DATA TO PROCESS:
########

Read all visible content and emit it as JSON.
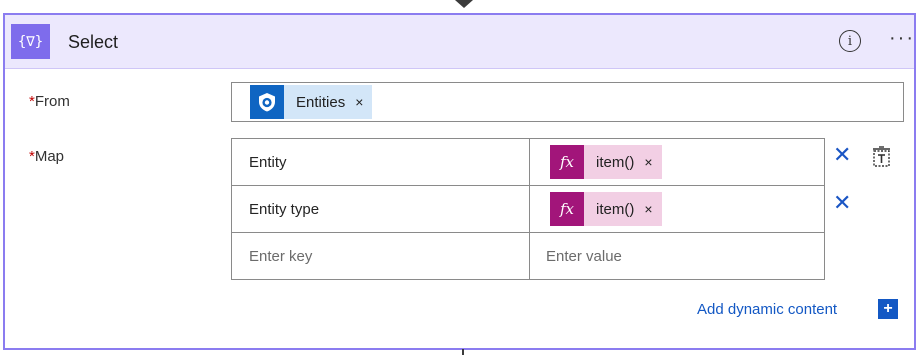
{
  "action": {
    "title": "Select",
    "header_icon_glyph": "{∇}",
    "info_glyph": "i",
    "more_glyph": "···"
  },
  "from": {
    "required_mark": "*",
    "label": "From",
    "token": {
      "text": "Entities",
      "remove": "×",
      "icon": "sentinel-shield-icon"
    }
  },
  "map": {
    "required_mark": "*",
    "label": "Map",
    "rows": [
      {
        "key": "Entity",
        "value_token": {
          "fx": "fx",
          "text": "item()",
          "remove": "×"
        },
        "delete": "✕"
      },
      {
        "key": "Entity type",
        "value_token": {
          "fx": "fx",
          "text": "item()",
          "remove": "×"
        },
        "delete": "✕"
      }
    ],
    "empty_row": {
      "key_placeholder": "Enter key",
      "value_placeholder": "Enter value"
    },
    "text_mode_icon": "switch-to-text-mode-icon"
  },
  "footer": {
    "add_dynamic_label": "Add dynamic content",
    "add_glyph": "+"
  },
  "colors": {
    "accent": "#8b7cf0",
    "header_bg": "#ece8fd",
    "link": "#1358c4",
    "fx_token": "#a2157a"
  }
}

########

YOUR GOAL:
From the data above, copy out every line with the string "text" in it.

RESPONSE:
      "text": "Entities",
          "text": "item()",
          "text": "item()",
    "text_mode_icon": "switch-to-text-mode-icon"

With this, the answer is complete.